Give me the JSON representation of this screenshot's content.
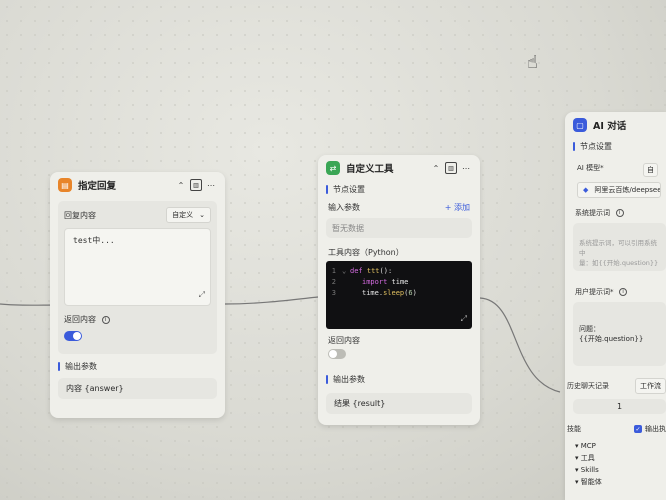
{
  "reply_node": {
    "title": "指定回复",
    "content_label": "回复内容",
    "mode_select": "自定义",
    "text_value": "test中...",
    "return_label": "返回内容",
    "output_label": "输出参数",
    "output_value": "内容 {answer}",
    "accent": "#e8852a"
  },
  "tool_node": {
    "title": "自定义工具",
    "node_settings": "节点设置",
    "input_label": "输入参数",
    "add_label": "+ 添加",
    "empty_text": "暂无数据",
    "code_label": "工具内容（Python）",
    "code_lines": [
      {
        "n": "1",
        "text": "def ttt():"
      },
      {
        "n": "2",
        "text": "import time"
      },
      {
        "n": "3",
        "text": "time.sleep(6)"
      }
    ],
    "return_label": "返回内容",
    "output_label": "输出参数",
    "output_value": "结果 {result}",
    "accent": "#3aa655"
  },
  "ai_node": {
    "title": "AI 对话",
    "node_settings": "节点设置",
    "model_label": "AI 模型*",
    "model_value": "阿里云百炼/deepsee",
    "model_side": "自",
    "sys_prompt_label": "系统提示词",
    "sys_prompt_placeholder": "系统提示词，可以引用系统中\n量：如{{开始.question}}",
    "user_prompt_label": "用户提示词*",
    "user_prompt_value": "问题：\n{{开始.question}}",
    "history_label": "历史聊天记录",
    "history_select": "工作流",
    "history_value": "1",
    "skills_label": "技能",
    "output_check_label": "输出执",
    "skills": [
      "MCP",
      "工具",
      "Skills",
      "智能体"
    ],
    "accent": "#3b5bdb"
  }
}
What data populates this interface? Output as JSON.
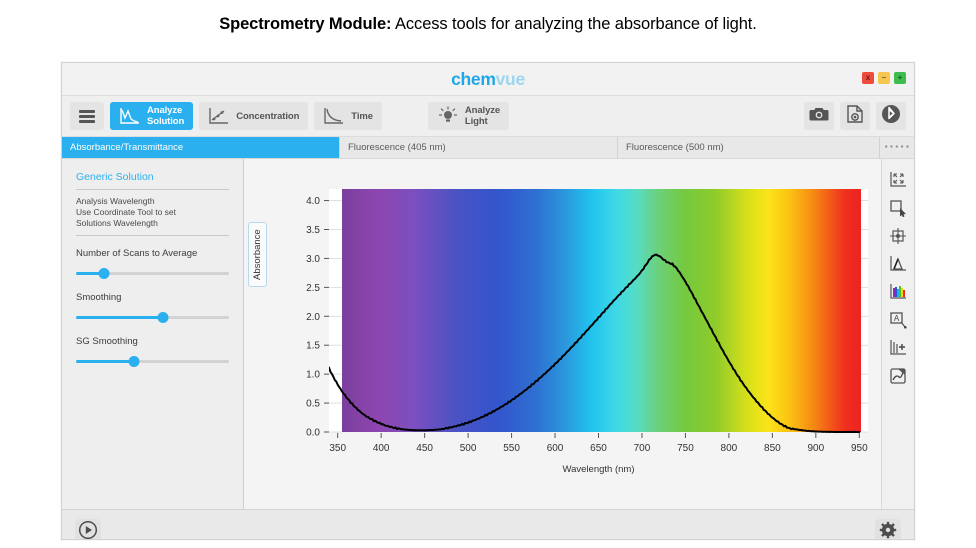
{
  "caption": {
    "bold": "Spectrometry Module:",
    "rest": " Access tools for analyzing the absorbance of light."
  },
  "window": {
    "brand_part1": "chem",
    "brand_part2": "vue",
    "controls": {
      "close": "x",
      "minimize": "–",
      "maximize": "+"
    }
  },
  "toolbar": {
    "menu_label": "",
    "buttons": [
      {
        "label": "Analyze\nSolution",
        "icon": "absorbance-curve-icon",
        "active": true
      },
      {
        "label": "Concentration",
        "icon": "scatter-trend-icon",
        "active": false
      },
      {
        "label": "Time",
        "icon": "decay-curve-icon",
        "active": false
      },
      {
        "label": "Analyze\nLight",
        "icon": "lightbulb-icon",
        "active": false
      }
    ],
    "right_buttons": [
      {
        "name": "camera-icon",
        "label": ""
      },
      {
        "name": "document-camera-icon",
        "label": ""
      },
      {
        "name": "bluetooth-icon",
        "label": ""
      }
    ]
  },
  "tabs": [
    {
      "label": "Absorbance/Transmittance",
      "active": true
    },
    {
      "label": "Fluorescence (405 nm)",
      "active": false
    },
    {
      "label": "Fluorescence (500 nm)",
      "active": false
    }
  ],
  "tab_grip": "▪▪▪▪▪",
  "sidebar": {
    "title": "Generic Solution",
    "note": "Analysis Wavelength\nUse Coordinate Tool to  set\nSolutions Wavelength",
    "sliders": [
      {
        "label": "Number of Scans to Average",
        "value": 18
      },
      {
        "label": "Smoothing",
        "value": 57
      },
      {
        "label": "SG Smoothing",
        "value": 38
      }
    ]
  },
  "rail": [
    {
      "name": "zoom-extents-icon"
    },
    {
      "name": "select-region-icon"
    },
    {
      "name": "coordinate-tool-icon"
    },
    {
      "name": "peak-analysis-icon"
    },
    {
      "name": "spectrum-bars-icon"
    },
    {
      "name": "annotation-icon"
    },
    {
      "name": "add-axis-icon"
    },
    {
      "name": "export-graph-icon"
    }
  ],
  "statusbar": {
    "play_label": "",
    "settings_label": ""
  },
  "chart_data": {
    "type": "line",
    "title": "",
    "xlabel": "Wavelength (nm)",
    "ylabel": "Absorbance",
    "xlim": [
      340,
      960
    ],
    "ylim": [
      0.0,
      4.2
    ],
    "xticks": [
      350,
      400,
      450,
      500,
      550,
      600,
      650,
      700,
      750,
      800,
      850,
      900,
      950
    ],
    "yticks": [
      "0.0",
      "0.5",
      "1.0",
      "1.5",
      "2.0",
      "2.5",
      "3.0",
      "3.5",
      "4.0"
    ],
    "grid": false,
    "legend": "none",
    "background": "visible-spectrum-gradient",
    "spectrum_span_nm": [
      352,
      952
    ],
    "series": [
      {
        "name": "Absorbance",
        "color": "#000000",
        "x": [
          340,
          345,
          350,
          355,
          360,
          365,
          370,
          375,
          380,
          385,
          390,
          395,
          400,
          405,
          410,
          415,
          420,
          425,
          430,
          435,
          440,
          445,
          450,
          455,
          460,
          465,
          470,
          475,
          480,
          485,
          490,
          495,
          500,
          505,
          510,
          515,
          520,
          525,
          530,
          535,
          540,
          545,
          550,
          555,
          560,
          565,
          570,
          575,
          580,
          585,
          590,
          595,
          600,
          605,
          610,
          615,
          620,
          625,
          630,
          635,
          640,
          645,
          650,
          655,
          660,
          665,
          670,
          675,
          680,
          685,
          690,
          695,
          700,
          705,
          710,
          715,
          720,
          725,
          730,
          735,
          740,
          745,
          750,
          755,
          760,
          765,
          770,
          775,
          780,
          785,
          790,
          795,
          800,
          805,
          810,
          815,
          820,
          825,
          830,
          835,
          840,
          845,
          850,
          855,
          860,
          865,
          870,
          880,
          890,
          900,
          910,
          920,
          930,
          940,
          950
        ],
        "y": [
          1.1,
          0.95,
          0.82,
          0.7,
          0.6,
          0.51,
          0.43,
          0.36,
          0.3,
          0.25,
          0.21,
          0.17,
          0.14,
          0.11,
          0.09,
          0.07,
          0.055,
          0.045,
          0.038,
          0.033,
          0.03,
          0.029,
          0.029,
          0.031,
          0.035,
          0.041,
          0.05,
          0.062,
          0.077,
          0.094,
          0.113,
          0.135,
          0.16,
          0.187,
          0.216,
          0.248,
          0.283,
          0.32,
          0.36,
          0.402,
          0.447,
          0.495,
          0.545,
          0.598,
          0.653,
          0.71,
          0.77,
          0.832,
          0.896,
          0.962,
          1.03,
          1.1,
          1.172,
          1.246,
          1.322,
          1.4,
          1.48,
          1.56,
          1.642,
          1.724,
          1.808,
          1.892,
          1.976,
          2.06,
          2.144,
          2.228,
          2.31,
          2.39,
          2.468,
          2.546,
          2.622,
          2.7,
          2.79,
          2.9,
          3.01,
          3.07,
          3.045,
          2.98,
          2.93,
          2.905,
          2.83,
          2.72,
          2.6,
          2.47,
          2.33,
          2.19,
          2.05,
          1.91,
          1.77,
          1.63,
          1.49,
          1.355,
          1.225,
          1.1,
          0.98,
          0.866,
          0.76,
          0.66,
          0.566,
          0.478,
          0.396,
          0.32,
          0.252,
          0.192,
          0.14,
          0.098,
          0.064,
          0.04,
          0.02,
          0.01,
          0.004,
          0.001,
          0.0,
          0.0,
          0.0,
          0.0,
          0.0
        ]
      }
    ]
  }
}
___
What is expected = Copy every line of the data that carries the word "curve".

Answer to the exercise =
        "icon": "absorbance-curve-icon",
        "icon": "decay-curve-icon",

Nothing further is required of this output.